I found the script in the windows file system and when I opened it, I could see the code below.
It appears that the file was cypher but it is not a normal Base64 encryption... Staring at the file I found some strings at the bottom of the file which they were not cyphered...
We know that Base64 uses a character to indicate padding which is often "=". In the picture above we can see a lot of "==" characters followed by "-". It is as if it were not a unique string cyphered, but multiples strings coded one by one and separated by "-"... could this be possible?
In this website www.base64decode.org we can decode Base64 strings. If we decode the Base64 string "Jw==" we can see it corresponds to the ASCII string " ' ". If for example we decode the Base64 string "DQ==" we can see it corresponds to the ASCII string " d "... Ok, we know how to decode the script... Each Base64 string is separated with an "-" and corresponds to a single character. But how can we decode it quickly?
The first thing I thought was to make another script to decode the first one but I chose to get there another way... If used the notepad to replace the character " - " for a line spacing, I would have a document with one line for each Base64 string like in the picture below.
Now, we can decode all coded strings by just executing a Linux command.
base64 -d script_to_decode.vbs
We can see the entire script uncoded and now we can continue researching the malware behaviour. Reading the code, I could say that this script is used to connect with the command and control server in order to download instructions and upload data from the infected computer.

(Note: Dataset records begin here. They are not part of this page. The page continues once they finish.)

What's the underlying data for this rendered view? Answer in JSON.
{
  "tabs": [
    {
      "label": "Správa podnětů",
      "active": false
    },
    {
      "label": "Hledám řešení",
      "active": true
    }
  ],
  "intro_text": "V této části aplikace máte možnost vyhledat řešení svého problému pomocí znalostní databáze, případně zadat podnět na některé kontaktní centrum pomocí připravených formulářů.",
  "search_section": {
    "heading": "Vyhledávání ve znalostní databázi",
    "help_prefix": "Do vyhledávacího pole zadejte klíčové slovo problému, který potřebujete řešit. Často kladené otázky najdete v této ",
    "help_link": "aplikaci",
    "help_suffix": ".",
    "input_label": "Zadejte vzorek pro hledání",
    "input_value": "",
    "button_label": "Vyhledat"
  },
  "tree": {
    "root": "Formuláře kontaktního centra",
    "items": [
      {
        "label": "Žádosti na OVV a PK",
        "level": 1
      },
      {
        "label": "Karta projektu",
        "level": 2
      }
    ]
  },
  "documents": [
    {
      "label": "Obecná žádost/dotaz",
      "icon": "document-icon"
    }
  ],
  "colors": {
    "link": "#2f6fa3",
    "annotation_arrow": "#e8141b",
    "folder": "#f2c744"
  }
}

To continue researching the malware, we could change the hostname for another one where we would have a computer listening on the port 8088. We will receive the HTTP GET or POST petitions from the infected computer. Doing that, we would know what commands are used in this Botnet without the requirement of doing an advanced static analysis.